Friday, June 17, 2011

Greek Crisis Threatens World Economy - 17th June 2011

European leaders are discussing the economic and political turmoil in Greece amid fears that the country's crippling debt problems could spiral into a global crisis.

German Chancellor Angela Merkel and French President Nicolas Sarkozy are in Berlin discussing ways to ensure Greece can avert a sovereign debt default up to 340 billion euros (£298bn).

They have called for a quick deal on a second bailout for Greece worth 340 billion euros (£106bn) and insisted the European Union must go on aiding Greece.

But they gave no details about how private investors would contribute to the rescue plan - an issue that has split the eurozone and rattled financial markets.

Initial Greek market reaction was positive with bank shares rising by as much as 4% and the Athens stock market index up 2%.

But bond markets remain spooked by fears of a Greek default and most economists are sceptical that Greece can ever repay its debt mountain.

Meanwhile, European Council President Herman Van Rompuy is meeting Ireland's prime minister to discuss how to contain the "risk of contagion" from the Greek crisis.

Greece's Prime Minister George Papandreou is trying to push through an EU/IMF-backed five-year austerity package despite popular discontent, which has led to violent protests.

The bill must be passed by parliament this month if Greece is to continue receiving funds from its $157bn international bailout.

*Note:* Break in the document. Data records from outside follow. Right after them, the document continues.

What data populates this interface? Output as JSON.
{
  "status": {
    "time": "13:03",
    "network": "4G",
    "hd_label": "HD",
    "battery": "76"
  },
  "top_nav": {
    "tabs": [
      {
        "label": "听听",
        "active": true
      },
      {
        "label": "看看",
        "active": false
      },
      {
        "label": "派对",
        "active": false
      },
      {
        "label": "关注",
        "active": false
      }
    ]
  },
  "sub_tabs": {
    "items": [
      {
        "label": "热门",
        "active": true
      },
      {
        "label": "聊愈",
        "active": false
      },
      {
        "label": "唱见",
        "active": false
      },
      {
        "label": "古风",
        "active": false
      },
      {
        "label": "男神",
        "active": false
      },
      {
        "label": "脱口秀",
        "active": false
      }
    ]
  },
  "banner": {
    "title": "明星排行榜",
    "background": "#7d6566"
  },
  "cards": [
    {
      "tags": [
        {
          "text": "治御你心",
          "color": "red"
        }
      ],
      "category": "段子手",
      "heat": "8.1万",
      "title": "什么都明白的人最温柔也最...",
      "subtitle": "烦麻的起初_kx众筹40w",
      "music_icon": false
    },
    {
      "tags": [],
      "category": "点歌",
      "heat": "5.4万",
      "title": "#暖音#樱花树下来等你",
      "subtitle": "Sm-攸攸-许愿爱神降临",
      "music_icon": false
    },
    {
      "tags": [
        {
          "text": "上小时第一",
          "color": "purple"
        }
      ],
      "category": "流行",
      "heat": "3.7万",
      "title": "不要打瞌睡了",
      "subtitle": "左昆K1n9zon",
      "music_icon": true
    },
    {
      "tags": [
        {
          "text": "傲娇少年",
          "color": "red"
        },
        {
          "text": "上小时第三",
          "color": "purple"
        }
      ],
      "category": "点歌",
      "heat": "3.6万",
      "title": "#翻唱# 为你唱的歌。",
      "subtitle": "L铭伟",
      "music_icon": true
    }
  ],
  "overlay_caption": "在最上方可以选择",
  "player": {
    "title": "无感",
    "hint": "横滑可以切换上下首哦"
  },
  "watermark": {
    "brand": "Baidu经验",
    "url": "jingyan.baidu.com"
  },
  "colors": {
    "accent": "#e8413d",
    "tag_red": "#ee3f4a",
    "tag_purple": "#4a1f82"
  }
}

Athens needs its fellow eurozone members to stump up more cash to cover its financing, but there is little political and economic appeaLinkl among some European countries.

Without continued funding, Greece will default on its massive debts, which would have widespread ramifications for the global economy as well as the eurozone. Read More